Sierra Club: Southern New Mexico Group

December 2009
by Mary Katherine Ray

The Plains of San Augustin are in south central New Mexico, and probably the most famous feature there is the Very Large Array telescope on the eastern side. Looking across the vast concave landscape ringed by mountains, it seems like an enormous bowl of grass and not much else, besides the occasional antelope.

The Plains are the remnant of what was once a huge lake. All the rain that falls on the surrounding mountains drains into the Plains. But for a lake to persist, the amount of rainfall has to exceed the amount of water that is lost from evaporation and percolation. Some 10,000 years ago, the Climate changed and the amount of rainfall decreased. Rain still runs off the mountains into the Plains, but the rate of percolation is so high, that rainwater soaks down into the aquifer faster than it falls. It turns out the basin is a leaky one, and this water doesn’t just go underground and stay there. A 1973 New Mexico Tech hydrology report concluded that the water seeping into the Plains leaks out from under them to supply the headwaters of the Gila River and probably the Alamosa River as well. (This means the Warm Springs waters that run into Monticello Box also seep from under the Plains.)
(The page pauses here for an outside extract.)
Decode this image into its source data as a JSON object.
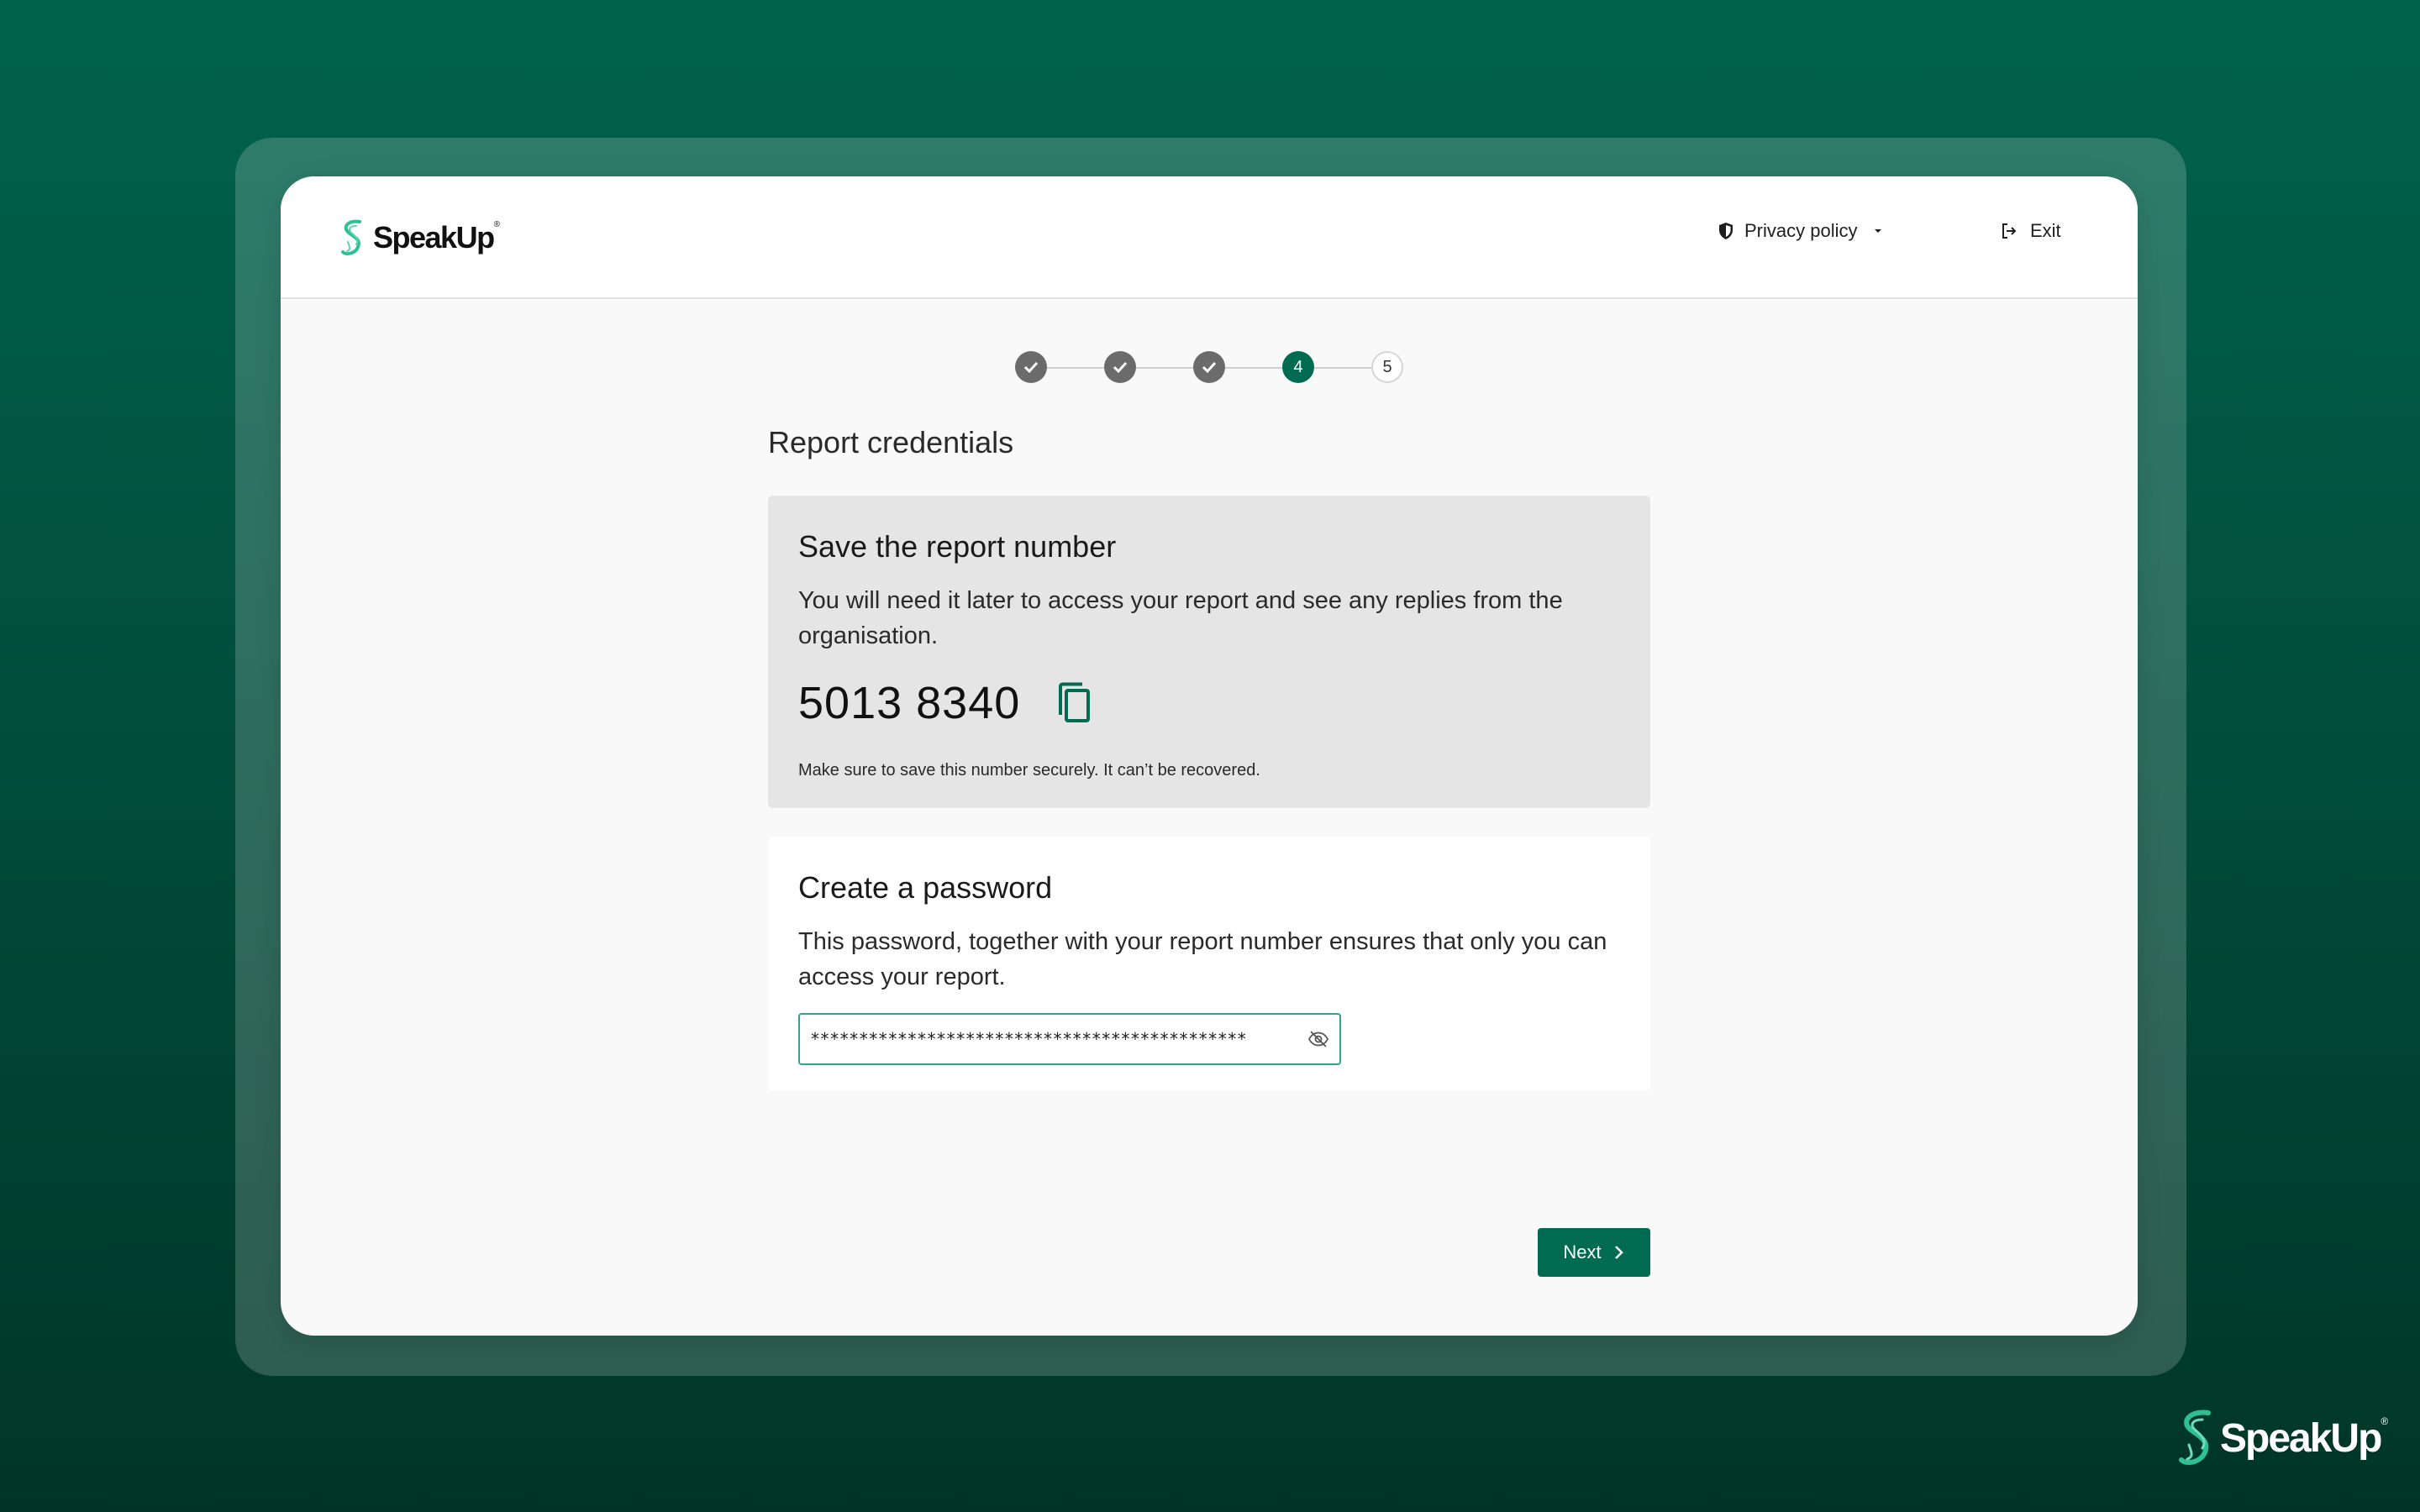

A water well application has been submitted to the New Mexico State Engineer’s office by Augustin Ranch LLC, which owns land near Datil at the north end of the Plains. The plan calls for drilling 37 wells with 20-inch well casings to a depth of 3,000 feet in order to pump out 54,000 acre-feet of water a year from the Augustin Plains aquifer. That is over 17 billion gallons that would be removed annually. It would probably be sold and piped over to the Rio Grande to make up for shortfalls caused by over consumption upstream. This amount could supply water to an entire city over twice the size of Las Cruces and could deplete the aquifer in only a few decades. Not only would neighboring landowners discover their wells running dry, surface springs will disappear and water that makes its way to the Gila and Monticello Box will wind up in the Rio Grande instead. The entire region will be placed at risk of catastrophic loss.
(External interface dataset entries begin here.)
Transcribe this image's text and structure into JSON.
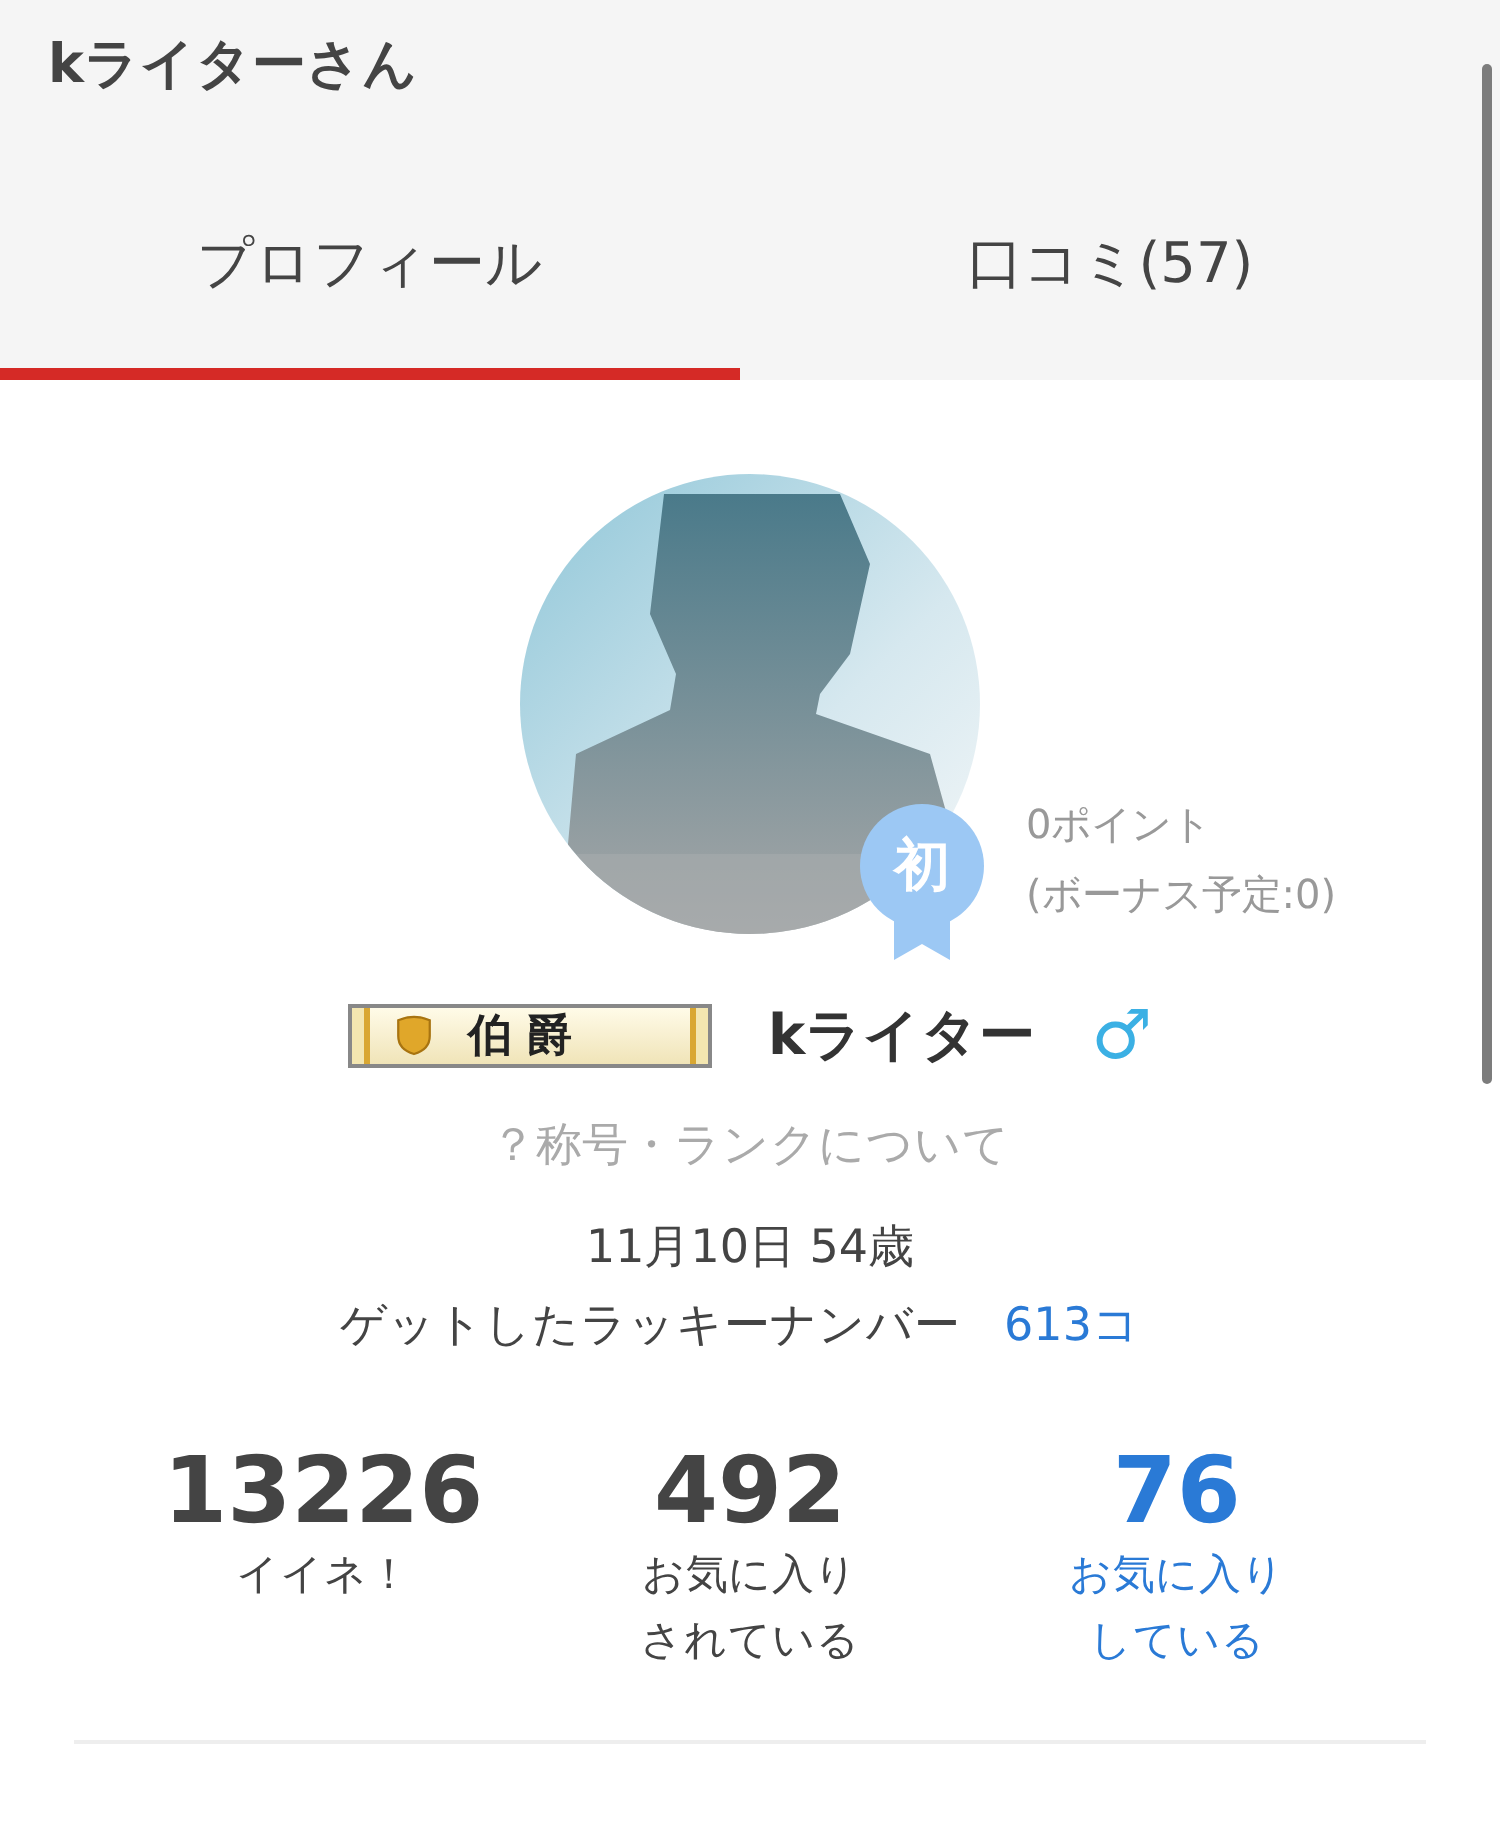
{
  "header": {
    "title": "kライターさん"
  },
  "tabs": [
    {
      "label": "プロフィール",
      "selected": true
    },
    {
      "label": "口コミ(57)",
      "selected": false
    }
  ],
  "profile": {
    "beginner_badge": "初",
    "points": "0ポイント",
    "bonus": "(ボーナス予定:0)",
    "rank": "伯爵",
    "name": "kライター",
    "gender": "♂",
    "rank_link": "？称号・ランクについて",
    "birthday": "11月10日 54歳",
    "lucky_label": "ゲットしたラッキーナンバー",
    "lucky_count": "613コ"
  },
  "stats": [
    {
      "value": "13226",
      "label": [
        "イイネ！"
      ],
      "link": false
    },
    {
      "value": "492",
      "label": [
        "お気に入り",
        "されている"
      ],
      "link": false
    },
    {
      "value": "76",
      "label": [
        "お気に入り",
        "している"
      ],
      "link": true
    }
  ]
}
Sierra Club founder John Muir said, “When we try to pick out anything by itself, we find it hitched to everything else in the Universe.” Never was that more true than about the Augustin Plains water grab. The list of protests received by the State Engineer’s office reveals how far-reaching the water grab actually is. Ranchers, concerned citizens, Indian tribes, acequias, and government agencies at the local, state, and federal levels have all submitted protests. You can still be involved even though the time for official protest has passed. If you’d like to help or to receive updates, contact Carol Pittman (pittray@gilanet.com), who lives right next door to the proposed pumping sites.

Mary Katherine Ray is also a protestant who lives on the south side of the Plains.